Not much head appears on the pour, but what does show up is cloud white and looks just as soft. The beer is straw gold with a honey quality to it that belies its crystal clarity. That clarity shows slow, sparse effervescence chugging up to the surface, keeping a clingy halo at the mouth of the glass.

The nose is not as aggressive as the seven hops may initially indicate, but Fuggle and Golding are much subtler than Cascade or Amarillo. What you get is a really nice medley of soft aromas. There is citrus, naturally, but that grapefruit spray emerges slowly behind a powdery floral bouquet of paperwhite, lavender, as well as some pine sap that masks just a bit of bready malt. Great stuff.

The mouthfeel excellent, accelerating from a surprisingly bubbly front and spreading out like a meadow. The hops hit immediately – bitter citrus first, then the wafting, rosy florals, and finally just a slightly metallic tobacco touch at the end. The malt is not apparent immediately, but the lack of any sere, saliva-sapping aridity shows that there is more balance than you might think.
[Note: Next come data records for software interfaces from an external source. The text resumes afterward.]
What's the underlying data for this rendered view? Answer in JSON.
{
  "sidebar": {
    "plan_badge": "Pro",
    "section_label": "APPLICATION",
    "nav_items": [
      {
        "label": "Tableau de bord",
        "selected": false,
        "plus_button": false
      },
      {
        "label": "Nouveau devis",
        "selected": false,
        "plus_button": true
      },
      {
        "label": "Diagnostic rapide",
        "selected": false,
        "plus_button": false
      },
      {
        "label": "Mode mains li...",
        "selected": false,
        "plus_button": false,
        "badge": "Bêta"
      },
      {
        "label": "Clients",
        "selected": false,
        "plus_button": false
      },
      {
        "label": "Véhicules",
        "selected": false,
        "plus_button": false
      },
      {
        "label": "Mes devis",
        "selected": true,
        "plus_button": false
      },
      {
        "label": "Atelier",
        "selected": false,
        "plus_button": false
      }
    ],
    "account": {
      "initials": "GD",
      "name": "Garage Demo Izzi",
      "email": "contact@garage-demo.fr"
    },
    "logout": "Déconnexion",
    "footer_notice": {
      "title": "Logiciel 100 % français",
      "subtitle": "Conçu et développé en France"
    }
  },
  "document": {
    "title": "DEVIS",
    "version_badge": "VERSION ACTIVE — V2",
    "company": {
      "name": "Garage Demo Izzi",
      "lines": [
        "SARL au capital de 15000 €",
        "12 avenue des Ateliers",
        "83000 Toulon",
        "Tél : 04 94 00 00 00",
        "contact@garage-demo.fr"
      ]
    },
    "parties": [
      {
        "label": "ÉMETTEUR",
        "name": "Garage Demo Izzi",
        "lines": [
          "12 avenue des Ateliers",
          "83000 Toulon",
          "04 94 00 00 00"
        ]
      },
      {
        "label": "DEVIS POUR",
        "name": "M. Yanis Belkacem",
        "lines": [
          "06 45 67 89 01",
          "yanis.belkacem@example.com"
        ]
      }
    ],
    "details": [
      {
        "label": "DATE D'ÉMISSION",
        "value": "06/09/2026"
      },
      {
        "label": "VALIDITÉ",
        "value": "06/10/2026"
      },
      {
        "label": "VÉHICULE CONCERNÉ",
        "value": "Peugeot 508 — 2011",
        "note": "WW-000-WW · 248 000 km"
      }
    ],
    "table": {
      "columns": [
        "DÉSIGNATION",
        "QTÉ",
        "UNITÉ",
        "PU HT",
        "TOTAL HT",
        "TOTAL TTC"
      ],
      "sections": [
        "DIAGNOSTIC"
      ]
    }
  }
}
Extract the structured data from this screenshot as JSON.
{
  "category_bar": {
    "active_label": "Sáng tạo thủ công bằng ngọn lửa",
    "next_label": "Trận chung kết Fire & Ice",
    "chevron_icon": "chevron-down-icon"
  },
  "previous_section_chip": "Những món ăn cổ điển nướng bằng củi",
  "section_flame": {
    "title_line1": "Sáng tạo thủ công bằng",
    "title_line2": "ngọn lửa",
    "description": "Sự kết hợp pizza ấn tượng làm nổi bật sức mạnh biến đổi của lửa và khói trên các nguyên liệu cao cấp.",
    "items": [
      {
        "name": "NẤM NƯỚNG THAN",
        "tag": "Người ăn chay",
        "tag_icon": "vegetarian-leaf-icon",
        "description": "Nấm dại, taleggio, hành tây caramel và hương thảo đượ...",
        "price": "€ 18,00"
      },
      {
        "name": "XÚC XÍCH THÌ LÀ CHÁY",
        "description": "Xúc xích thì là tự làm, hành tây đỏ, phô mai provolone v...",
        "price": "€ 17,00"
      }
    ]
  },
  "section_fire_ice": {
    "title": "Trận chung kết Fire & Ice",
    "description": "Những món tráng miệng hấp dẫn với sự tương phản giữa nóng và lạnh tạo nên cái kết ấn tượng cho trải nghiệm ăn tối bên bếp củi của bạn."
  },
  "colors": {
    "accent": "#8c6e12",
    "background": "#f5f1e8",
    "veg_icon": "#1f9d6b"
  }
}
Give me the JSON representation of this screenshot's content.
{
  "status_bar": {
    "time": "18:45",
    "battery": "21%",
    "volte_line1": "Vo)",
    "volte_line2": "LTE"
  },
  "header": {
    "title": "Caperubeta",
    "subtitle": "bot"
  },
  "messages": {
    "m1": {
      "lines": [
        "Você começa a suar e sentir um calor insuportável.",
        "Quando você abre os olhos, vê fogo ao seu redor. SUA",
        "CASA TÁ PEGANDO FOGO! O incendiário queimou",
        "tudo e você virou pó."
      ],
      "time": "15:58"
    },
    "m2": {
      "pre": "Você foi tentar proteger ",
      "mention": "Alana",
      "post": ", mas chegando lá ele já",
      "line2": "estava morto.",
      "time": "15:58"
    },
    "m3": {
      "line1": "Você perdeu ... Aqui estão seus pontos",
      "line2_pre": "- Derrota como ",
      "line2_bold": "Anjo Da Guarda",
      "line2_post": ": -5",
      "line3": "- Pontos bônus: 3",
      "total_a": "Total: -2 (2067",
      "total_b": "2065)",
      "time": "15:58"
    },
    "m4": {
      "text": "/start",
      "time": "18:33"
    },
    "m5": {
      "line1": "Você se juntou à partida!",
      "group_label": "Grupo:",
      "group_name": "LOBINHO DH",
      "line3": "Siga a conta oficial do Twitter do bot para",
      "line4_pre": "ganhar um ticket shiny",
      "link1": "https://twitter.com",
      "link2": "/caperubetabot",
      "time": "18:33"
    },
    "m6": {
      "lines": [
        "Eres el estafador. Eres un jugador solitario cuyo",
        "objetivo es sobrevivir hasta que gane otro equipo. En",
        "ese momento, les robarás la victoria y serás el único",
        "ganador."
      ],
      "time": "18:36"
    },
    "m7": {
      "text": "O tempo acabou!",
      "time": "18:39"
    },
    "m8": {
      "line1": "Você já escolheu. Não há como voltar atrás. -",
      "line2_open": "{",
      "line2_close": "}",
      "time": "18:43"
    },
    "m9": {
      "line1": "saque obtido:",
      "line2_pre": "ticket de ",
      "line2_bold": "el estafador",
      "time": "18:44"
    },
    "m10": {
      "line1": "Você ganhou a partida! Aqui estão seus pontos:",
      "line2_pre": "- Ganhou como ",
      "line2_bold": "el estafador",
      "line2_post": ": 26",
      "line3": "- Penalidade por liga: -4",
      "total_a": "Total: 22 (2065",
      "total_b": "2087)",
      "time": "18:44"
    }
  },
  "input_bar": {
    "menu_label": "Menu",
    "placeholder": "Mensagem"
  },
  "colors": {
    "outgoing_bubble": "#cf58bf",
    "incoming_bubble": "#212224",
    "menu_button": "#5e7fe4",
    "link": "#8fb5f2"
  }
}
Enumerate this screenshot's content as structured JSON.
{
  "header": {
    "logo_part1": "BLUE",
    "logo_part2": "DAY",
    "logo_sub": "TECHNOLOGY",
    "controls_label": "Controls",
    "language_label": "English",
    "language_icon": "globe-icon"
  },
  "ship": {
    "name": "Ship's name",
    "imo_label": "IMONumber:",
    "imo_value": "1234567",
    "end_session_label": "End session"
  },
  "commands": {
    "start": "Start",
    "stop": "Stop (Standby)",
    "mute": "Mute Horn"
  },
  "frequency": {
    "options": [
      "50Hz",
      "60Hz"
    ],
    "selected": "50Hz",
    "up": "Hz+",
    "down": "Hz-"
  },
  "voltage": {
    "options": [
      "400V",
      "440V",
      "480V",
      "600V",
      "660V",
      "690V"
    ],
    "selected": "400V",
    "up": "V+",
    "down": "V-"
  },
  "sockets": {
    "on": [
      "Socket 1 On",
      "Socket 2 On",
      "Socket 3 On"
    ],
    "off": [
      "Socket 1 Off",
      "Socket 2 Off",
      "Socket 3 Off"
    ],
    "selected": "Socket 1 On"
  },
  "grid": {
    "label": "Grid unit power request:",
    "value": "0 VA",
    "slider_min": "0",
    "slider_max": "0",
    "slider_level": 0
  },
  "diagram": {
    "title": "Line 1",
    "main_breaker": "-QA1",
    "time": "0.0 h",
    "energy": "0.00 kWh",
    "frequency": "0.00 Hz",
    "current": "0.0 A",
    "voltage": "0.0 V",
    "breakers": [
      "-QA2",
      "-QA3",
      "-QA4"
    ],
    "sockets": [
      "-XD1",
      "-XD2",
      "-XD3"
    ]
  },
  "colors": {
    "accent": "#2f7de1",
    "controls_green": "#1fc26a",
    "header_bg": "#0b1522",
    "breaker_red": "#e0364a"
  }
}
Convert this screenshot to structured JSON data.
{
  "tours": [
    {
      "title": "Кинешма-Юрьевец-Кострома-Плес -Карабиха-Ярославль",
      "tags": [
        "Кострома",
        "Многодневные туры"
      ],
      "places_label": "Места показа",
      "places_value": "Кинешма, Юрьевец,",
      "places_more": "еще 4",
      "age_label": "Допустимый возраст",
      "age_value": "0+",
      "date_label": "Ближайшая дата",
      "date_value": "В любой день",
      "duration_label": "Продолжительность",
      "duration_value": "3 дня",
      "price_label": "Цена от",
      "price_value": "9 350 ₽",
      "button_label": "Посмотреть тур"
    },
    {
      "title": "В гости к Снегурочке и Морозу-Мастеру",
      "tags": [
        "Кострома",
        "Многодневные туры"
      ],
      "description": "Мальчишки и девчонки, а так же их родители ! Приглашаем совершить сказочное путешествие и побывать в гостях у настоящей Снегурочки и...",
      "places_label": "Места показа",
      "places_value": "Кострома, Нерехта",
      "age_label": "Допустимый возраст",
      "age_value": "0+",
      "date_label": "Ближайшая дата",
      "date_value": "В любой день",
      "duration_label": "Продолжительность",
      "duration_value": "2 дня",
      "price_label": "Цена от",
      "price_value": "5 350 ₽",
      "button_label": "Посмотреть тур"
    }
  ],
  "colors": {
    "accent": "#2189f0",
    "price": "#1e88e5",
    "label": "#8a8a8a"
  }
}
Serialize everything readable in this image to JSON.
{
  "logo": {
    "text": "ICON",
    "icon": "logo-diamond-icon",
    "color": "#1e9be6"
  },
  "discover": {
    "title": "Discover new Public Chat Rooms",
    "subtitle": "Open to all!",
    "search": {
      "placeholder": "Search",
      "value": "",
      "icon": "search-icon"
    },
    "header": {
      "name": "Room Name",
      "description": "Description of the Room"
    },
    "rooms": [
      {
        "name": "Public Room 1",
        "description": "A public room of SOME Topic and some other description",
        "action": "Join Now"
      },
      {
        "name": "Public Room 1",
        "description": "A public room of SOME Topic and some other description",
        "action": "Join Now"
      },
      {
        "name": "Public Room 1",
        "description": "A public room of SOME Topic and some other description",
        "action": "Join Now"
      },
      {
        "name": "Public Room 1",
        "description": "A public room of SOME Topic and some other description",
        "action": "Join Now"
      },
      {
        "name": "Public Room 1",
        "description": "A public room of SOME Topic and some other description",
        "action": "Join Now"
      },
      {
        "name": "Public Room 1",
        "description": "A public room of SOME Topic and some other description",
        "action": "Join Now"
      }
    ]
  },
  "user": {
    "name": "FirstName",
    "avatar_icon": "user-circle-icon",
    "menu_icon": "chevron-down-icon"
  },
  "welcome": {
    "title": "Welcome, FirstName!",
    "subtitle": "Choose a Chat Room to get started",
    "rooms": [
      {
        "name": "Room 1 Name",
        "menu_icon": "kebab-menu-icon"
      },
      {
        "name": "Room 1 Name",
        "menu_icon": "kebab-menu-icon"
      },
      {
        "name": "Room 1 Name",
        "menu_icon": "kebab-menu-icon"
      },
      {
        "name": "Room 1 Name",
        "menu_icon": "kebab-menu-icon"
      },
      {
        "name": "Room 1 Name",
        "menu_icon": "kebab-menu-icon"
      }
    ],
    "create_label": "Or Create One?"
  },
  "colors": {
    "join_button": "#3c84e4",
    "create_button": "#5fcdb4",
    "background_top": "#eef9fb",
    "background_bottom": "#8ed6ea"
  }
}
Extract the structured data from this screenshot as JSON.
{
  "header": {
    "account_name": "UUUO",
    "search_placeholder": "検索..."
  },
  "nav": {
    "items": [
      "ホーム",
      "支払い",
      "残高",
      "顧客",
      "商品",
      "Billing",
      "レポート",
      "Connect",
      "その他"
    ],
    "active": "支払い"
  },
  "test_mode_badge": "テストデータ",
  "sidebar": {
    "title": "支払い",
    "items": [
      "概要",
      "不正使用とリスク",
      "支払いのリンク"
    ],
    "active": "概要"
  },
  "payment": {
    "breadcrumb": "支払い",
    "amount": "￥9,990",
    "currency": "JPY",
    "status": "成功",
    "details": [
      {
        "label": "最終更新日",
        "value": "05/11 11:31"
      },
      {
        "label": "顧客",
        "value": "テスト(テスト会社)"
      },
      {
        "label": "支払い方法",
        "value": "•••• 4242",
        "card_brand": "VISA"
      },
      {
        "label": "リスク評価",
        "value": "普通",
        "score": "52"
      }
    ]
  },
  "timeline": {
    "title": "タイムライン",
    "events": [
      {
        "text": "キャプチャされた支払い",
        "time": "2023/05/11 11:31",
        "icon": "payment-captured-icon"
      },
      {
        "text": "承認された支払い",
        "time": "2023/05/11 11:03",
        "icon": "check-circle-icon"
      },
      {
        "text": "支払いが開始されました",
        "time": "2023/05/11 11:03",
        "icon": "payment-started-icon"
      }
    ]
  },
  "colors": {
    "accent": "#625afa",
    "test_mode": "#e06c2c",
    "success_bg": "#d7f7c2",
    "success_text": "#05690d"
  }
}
Sixty-five IBUs is a lot, but not a ton, and this beer is an easy-going 6.8% that’s going to please any hophead. It’s hop-forward, to be sure, but Schmaltz has done a wonder here by creating a ‘big’ beer that is not going to be undrinkable for those who don’t have a sense of humulus. Nice stuff.